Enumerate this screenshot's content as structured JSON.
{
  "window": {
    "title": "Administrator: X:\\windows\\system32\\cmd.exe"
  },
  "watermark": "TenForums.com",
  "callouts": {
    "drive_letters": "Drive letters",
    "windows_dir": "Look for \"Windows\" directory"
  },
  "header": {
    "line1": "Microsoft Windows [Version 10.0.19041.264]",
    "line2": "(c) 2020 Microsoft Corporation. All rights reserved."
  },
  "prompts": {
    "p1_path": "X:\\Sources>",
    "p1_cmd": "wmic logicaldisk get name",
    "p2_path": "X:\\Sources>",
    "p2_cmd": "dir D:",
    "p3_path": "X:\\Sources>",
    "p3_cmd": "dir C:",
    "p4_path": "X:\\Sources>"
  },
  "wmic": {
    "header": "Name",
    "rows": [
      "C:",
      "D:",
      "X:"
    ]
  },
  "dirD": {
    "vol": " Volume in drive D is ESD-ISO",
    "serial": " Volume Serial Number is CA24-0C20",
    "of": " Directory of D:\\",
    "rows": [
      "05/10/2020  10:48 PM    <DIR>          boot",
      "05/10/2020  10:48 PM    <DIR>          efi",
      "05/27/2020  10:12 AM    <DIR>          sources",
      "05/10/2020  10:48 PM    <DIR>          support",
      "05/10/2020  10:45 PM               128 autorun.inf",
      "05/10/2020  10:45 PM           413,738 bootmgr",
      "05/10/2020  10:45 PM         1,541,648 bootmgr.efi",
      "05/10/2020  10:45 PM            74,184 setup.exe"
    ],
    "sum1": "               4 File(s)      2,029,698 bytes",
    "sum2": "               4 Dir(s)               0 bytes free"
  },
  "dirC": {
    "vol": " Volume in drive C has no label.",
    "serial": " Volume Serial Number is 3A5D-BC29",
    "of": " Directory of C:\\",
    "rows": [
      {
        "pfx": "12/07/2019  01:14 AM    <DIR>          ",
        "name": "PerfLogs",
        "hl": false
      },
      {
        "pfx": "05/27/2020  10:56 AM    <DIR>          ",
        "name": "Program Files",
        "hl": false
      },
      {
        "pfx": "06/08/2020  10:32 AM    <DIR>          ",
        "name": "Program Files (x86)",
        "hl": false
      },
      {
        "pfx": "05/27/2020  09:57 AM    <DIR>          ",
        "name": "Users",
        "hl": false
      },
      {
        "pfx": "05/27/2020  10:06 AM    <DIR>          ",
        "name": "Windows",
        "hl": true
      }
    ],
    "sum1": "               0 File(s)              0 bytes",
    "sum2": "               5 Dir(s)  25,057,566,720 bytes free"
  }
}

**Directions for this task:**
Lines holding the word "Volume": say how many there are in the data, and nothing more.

**Solution for this exercise:**
4